We are concerned that the current level of federal resourcing for addressing HIV, hepatitis C and other STBBIs is insufficient.” Read more.

CBRC Responds to the Exclusion of Two-Spirit People from BC’s In Plain Sight Report

CBRC sent a letter to the BC Minister of Health, and others, requesting a meeting to discuss the general exclusion and misrepresentation of the Two-Spirit community in the In Plain Sight investigation into Indigenous-specific racism in BC’s health care system. PAN was a signatory on this letter, along with other community partners. While the report included important recommendations to create safer, more accessible, and more culturally competent health care for all, it failed to acknowledge the unique experiences among Two-Spirit and Indigenous queer and trans folks, who face additional barriers and prejudice due to their sexual orientation, gender identity, or gender expression. Learn more


Advocating for Safer Supply and Decriminalization with the Provincial Government

PAN has sent a letter to Minister Dix (Minister of Health) and Minister Farnworth (Minister of Public Safety and Solicitor General) that detailed our collective concerns regarding the roll-out of safer supply during the COVID-19 emergency – including a lack of a sufficient number of prescribers, a lack of pharmacists, overly conservative interpretation of the guidance and a lack of safe supply, information and supports for people who use stimulants and other substances.
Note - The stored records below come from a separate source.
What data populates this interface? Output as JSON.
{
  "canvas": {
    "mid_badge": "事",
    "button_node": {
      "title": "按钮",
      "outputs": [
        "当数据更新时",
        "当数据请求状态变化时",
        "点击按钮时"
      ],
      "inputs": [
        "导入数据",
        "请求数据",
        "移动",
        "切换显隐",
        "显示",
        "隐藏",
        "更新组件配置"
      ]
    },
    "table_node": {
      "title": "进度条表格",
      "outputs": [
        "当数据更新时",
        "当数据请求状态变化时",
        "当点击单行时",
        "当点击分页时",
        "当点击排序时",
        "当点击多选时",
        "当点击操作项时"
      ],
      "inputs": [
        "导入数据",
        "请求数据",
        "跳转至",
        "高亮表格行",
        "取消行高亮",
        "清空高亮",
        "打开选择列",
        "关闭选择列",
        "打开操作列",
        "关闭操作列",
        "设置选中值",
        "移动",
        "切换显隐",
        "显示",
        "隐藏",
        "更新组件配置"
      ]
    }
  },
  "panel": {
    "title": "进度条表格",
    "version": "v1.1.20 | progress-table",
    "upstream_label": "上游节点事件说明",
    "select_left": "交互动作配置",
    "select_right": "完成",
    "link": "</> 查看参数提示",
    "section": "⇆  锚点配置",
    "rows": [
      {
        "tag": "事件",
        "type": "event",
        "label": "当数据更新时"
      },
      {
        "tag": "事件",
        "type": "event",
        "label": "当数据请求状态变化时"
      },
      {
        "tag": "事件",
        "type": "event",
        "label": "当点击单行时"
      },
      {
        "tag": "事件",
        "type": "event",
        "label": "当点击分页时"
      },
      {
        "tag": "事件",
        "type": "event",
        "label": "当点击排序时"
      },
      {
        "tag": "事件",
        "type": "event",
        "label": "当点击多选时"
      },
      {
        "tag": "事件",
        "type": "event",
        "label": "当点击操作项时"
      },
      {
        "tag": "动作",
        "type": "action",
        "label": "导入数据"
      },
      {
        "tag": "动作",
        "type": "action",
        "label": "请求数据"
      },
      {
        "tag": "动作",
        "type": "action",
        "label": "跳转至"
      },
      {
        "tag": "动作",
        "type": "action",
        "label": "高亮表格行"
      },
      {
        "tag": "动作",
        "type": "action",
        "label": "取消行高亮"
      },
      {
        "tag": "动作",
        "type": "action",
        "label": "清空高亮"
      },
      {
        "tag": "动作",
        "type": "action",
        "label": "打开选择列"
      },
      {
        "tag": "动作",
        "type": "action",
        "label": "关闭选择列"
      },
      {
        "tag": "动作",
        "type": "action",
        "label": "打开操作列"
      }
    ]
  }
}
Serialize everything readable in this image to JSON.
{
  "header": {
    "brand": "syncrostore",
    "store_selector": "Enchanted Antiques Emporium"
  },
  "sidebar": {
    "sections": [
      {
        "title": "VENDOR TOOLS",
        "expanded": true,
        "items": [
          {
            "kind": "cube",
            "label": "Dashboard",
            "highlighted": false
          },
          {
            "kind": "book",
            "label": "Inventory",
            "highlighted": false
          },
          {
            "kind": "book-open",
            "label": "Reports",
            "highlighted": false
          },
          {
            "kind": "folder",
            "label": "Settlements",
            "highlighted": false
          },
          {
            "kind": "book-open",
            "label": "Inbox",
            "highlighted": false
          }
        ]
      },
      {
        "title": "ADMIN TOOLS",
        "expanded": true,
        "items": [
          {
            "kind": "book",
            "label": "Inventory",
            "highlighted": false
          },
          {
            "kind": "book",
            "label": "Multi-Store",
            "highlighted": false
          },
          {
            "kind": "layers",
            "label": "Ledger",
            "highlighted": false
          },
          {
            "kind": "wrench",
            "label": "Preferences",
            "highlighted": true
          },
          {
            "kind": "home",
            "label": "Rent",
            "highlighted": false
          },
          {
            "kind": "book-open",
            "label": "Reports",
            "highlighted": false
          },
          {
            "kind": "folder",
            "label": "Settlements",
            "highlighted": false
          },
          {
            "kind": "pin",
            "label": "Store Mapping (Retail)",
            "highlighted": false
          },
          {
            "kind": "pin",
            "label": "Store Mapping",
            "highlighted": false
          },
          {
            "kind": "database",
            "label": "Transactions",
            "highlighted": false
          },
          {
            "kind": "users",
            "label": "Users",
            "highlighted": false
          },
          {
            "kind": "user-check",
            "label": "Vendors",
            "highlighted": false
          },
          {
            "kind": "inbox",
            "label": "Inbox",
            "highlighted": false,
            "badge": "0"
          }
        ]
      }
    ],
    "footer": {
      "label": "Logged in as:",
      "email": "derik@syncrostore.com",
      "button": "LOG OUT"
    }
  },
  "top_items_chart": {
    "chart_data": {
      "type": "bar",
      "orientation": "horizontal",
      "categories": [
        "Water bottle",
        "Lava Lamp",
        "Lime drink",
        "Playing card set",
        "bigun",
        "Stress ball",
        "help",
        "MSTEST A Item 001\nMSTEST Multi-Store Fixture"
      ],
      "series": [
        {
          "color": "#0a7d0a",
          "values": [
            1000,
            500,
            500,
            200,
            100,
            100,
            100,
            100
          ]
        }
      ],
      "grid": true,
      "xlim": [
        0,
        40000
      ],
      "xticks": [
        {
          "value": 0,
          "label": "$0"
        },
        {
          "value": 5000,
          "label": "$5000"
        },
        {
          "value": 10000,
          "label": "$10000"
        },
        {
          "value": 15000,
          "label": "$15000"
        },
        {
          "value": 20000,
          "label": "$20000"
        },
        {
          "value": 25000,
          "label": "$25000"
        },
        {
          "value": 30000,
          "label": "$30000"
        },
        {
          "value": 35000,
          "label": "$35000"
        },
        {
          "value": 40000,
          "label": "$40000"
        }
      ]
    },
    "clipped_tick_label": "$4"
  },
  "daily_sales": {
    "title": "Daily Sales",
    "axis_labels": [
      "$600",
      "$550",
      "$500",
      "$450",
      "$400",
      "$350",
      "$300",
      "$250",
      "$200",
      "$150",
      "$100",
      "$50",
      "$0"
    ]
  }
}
Letter to Canadian Government: decriminalize simple possession immediately

PAN signed onto this letter from the Canadian HIV/AIDS Legal Network, Pivot Legal Society and the Canadian Drug Policy Coalition – they joined forces to call on the Minister of Health and other key ministers in the federal government to immediately decriminalize the possession of illicit drugs in response to the twin crises of opioid overdoses and the COVID-19 pandemic.

Letter to Premier Horgan, Dr. Bonnie Henry, et al regarding dual public health emergencies

The BC and Yukon Association of Drug War Survivors sent a letter to the provincial government ensure the “equitable application of public health protections to vulnerable British Columbians” during the dual public health emergencies of drug overdose deaths (declared April 14, 2016) and COVID-19 (declared March 17, 2020). PAN, along with many community groups and individuals, signed in support of the open letter to Honourable John Horgan, Premier; Dr. Bonnie Henry, Provincial Health Officer;  Honourable Adrian Dix, Minister of Health; Honourable Mike Farnworth, Minister of Public Safety and Solicitor General, among others.

Letter to Minister Morneau regarding pharmacare

PAN’s voice joined over 150 national and provincial organizations co-signing a letter to Minister Morneau asking for the necessary commitments for pharmacare in this year’s federal budget.
“The majority of Canadians voted for pharmacare in the 2019 election. We are counting on
your government to fulfill its promise to Canadians.”

Letter to Minister Dix regarding World AIDS Day Announcement

“We write in the wake of your December 1st, 2019 World AIDS Day Announcement. There is much to celebrate about the record low cases of HIV and AIDS in BC. We applaud your government’s decision to expand public funding for pre- and post-exposure prophylaxis medication. We applaud the continued resourcing of the treatment as prevention approach, and the critical work of Dr. Julio Montaner and his colleagues at the BC Centre for Excellence. We are mindful, however, that these are shared successes, attributable to the work and efforts of countless individuals and numerous agencies and organizations across the province – many on the front lines of our communities. Staff and volunteers of community-based organizations – many of them people living with HIV – have made key contributions across the continuum of care, supporting efforts to test and treat and link people to care.

We want to underscore the importance of not losing momentum. We are concerned about the current lack of a comprehensive provincial strategy vis-à-vis HIV and AIDS in this province.”